Of course, there's a variety of software to handle meetings online, ranging from voice conferencing to regular chat rooms. However, the time zone gap and the fact that people not attached to an office tend to have weird schedules still makes it much harder to actually arrange a meeting. In many cases, they involve someone being there at 4AM, and understandably, if the meeting turns out to be unnessary, they aren't going to appreciate being there at that hour (to say the least.) The 2 big questions to ask are:
-Is the benefit of the group collaboration sufficient to justify extreme inconvience on the part of people not in the country?
-Will the meeting accomplish anything that a forum thread wouldn't, and if no, is the time saved important enough to justify a meeting over a discussion thread?
If you answer no to both of those questions, it's usually a bad idea to call a meeting.
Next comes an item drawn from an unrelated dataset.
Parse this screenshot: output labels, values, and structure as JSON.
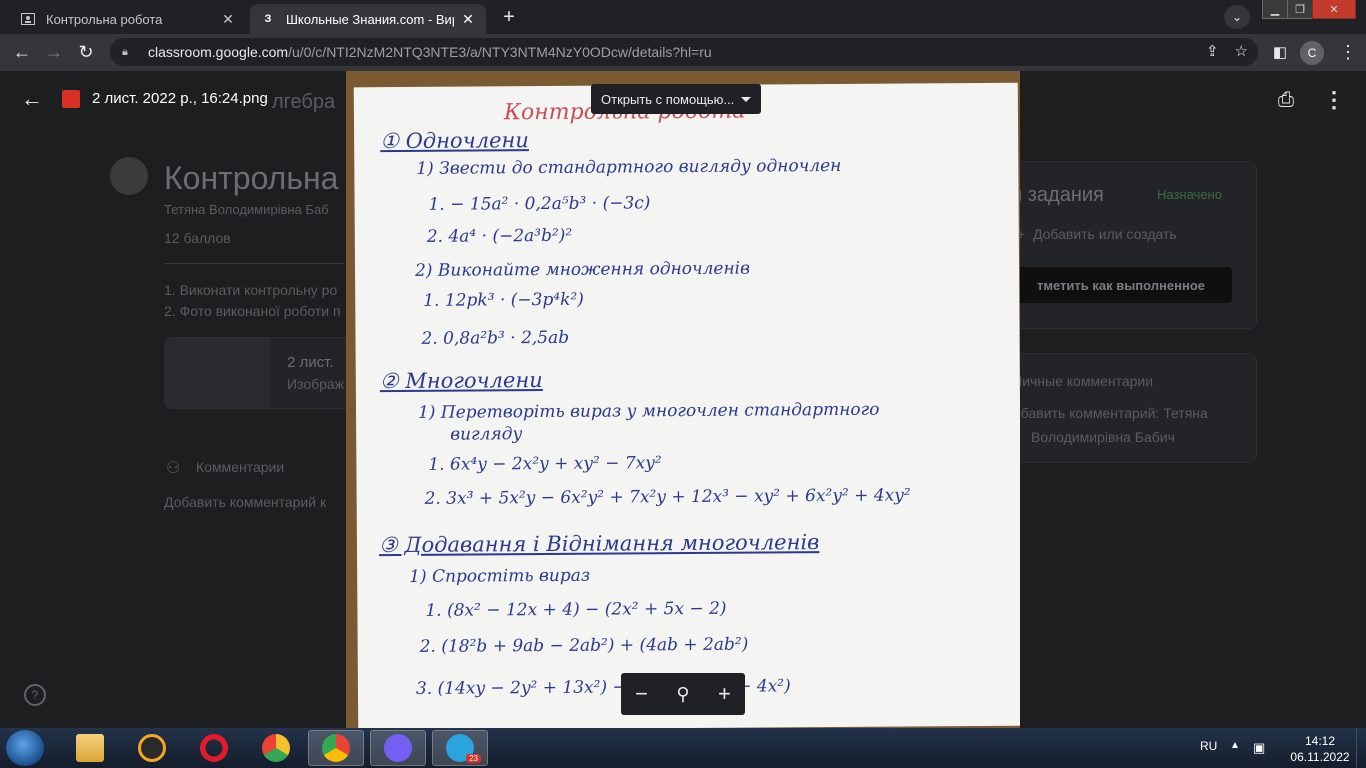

4. Read text carefully, and don't be afraid to ask for clarification.
Sarcasm is usually obvious when it's face to face, but when you're communicating purely in text, it's much easier to miss, and much easier to accidentally offend someone. Additionally, many statements have more than one meaning, and while body language and tone of voice tend to make it obvious what the intended meaning is, text alone does not. If in doubt, don't be afraid to simply ask for clarification. Also, when typing, if you realize you're about to say something that can be taken more than one way, you may want to choose different words, or simply use an emoticon to make it clear you're speaking in jest.
5. Make sure there's a central source of important information - and make sure everyone actually uses it.
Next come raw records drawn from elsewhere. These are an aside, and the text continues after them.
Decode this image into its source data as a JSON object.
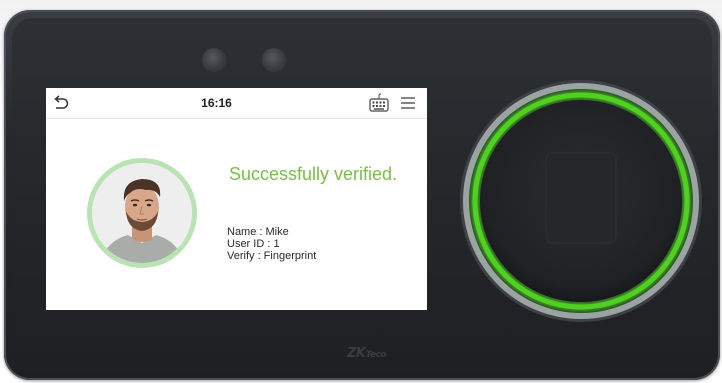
{
  "device": {
    "brand": "ZKTeco",
    "accent_color": "#76c043"
  },
  "status_bar": {
    "back_icon": "back-arrow-icon",
    "time": "16:16",
    "keyboard_icon": "keyboard-icon",
    "menu_icon": "menu-icon"
  },
  "result": {
    "message": "Successfully verified.",
    "name_line": "Name : Mike",
    "user_id_line": "User ID : 1",
    "verify_line": "Verify : Fingerprint"
  },
  "colors": {
    "success_green": "#76c043",
    "ring_green": "#4fd11e"
  }
}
There's few things more frustrating than writing 1000 lines of code, drawing up a huge schematic, or writing a long article only to realize after the fact that a) the work was already done by someone else or b) you just built something completely useless because someone found a better way to do it, and it doesn't use what you just made.
This is easily avoided by making sure everyone knows what's needed, and who is currently doing what. Depending on the size of the project, you may want to use a full project management system with to do lists, the ability to "check out" tasks, etc, or you may find that all you really need is an up to date forum post. Regardless of the method chosen though, there needs to be some way that everyone can instantly get an overview of the status of the project.
6. Identify conflicts quickly
In a traditional office setting, conflicting ideas usually become apparent very quickly, and personal conflicts even more so. This generally allows for reasonably quick resolutions. Online, where people often go days with no contact with each other - and months with no direct contact, conflicting ideas can result in half of two completely different approaches being built, and a personal fight between two members of a team can go unnoticed for so long that it finally explodes - usually at worst possible time.
Idea conflicts are easy to solve - get everyone to agree that if there's a major disagreement on how to accompish something, the main person raising the objection should make a full forum post explaining his idea and why he thinks it's the better answer, and that he should then notify the people directly affected by email. In this way, a full discussion will result, and in most cases, one of the idea will emerge as superior.
Personal conflicts are a bit harder to deal with, but again, the key is for people to agree to post that there is in fact a conflict. In this way, a nuetral party can try to mediate before the situation gets far worse.